Information provided Start Marker
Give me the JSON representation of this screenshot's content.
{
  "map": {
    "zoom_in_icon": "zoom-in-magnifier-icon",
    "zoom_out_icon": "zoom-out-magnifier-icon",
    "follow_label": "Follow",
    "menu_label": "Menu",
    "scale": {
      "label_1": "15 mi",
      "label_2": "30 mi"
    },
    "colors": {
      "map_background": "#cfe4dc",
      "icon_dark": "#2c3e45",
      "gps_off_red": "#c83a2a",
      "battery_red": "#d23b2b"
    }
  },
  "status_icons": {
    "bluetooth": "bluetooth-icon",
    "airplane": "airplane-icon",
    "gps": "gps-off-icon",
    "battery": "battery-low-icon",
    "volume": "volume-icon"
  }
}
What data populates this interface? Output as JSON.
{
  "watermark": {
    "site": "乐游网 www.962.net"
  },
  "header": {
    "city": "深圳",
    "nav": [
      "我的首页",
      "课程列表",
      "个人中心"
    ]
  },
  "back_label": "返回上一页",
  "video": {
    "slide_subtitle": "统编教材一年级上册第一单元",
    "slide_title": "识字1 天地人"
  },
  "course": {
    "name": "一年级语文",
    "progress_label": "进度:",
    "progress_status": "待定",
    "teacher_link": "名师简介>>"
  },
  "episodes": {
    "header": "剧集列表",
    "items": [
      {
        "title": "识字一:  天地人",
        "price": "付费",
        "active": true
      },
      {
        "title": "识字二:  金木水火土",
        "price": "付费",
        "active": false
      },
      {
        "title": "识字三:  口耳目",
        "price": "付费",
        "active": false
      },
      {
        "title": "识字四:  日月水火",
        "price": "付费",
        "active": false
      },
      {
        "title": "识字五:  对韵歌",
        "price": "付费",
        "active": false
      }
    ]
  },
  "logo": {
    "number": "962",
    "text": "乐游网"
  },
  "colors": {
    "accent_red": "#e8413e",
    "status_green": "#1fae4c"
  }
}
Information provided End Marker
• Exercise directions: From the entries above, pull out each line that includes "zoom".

• Task answer:
    "zoom_in_icon": "zoom-in-magnifier-icon",
    "zoom_out_icon": "zoom-out-magnifier-icon",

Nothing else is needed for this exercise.